▶ [WHAT TO DO]:
Using the data below, copy out all lines with the word "assign".

▶ [Element data from apps and pages]:
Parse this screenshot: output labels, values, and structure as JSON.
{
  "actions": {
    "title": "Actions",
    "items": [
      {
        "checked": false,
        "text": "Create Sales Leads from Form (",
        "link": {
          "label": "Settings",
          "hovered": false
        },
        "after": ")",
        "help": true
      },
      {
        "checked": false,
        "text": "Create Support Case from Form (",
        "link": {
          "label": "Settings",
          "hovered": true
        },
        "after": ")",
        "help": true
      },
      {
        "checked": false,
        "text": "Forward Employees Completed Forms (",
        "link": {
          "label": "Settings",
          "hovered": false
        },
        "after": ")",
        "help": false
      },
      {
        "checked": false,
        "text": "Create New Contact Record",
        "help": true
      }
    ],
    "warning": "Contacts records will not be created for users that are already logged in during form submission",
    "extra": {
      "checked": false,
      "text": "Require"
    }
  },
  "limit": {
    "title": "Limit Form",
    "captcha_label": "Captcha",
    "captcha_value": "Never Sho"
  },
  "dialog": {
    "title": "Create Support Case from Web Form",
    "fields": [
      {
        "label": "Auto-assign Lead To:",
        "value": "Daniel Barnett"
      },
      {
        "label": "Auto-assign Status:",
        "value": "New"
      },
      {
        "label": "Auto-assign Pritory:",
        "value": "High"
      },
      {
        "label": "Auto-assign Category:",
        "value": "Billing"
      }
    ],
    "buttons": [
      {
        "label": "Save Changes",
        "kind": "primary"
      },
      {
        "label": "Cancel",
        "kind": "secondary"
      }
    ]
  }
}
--
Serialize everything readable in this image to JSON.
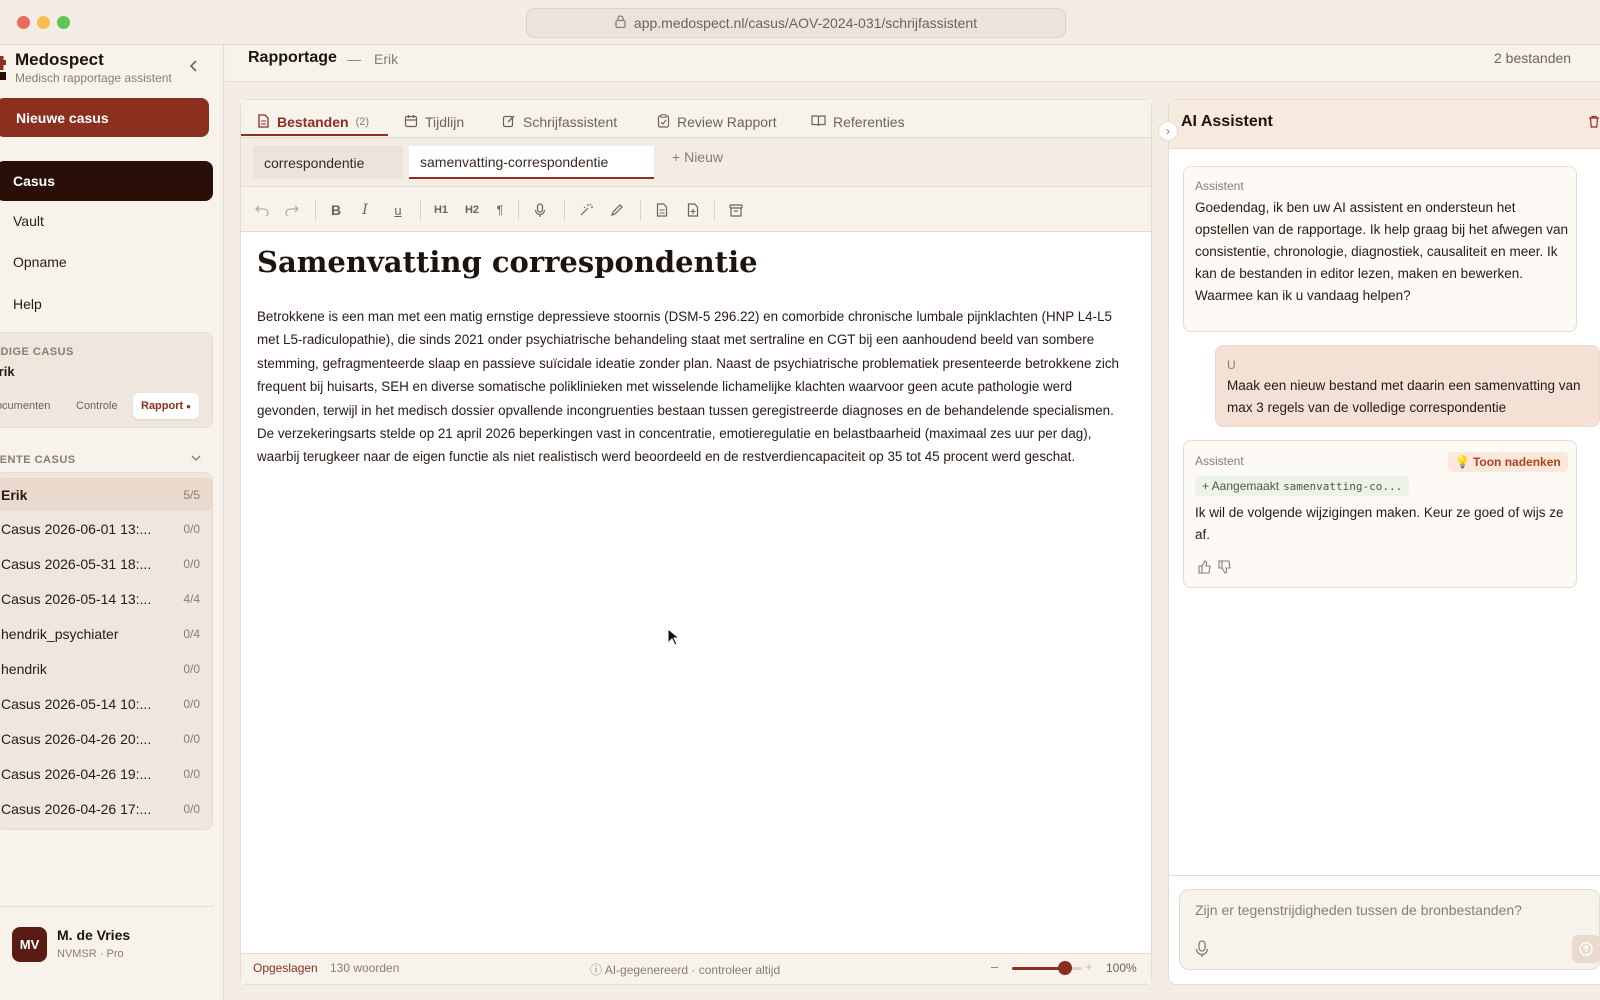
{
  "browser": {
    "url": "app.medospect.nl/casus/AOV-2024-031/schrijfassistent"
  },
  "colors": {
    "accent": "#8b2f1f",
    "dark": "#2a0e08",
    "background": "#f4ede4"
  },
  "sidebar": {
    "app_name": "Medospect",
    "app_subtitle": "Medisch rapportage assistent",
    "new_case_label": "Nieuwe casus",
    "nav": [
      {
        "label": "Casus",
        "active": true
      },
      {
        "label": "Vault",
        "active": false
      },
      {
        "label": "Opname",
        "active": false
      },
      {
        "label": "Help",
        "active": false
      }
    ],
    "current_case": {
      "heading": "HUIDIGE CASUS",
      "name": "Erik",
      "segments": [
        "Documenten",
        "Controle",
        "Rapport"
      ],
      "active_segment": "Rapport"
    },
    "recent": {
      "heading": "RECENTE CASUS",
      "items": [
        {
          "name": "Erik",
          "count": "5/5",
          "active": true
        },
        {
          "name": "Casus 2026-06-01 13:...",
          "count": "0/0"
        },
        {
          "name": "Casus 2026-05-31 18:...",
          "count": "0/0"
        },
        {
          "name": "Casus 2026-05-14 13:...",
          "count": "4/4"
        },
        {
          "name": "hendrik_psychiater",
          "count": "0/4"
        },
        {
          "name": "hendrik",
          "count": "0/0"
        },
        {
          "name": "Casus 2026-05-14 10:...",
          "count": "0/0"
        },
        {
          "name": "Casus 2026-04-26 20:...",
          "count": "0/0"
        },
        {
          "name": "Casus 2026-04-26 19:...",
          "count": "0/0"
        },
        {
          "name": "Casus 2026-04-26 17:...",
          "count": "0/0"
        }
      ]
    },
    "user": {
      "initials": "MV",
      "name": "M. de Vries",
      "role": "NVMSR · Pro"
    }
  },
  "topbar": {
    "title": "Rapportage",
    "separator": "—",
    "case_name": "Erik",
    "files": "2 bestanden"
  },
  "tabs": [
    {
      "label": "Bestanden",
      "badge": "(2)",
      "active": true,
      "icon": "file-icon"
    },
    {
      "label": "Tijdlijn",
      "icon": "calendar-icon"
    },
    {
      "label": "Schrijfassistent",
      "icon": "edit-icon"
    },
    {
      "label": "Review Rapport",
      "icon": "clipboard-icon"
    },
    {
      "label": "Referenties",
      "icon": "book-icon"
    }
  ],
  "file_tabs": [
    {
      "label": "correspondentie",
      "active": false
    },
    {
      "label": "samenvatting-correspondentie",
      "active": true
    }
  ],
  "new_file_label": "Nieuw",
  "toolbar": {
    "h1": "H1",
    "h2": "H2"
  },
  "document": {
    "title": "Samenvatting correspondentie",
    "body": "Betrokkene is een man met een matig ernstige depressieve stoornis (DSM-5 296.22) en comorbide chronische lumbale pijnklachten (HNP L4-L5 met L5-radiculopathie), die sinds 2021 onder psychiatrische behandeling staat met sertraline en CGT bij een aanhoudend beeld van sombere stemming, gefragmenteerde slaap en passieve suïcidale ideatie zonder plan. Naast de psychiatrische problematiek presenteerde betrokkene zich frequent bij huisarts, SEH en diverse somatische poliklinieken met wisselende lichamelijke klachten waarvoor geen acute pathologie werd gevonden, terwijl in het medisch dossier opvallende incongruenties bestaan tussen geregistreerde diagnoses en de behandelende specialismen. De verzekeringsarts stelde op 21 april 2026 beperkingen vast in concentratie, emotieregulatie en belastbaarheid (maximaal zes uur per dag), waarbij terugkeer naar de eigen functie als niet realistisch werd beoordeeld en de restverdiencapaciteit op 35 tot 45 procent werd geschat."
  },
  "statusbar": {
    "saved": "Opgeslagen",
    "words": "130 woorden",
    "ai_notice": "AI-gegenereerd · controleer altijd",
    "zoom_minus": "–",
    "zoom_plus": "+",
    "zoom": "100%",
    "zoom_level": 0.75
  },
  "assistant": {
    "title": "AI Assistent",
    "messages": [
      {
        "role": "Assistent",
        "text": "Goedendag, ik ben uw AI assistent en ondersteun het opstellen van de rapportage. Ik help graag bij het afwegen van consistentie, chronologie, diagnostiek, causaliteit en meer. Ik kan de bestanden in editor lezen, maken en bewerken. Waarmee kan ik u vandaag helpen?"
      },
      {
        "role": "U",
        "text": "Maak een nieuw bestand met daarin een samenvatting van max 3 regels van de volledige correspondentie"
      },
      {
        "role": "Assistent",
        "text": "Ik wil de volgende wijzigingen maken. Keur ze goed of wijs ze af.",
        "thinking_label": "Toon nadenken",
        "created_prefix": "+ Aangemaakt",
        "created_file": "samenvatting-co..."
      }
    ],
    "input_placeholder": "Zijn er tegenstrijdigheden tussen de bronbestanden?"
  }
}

▶ [EXERCISE RESPONSE]:
        "label": "Auto-assign Lead To:",
        "label": "Auto-assign Status:",
        "label": "Auto-assign Pritory:",
        "label": "Auto-assign Category:",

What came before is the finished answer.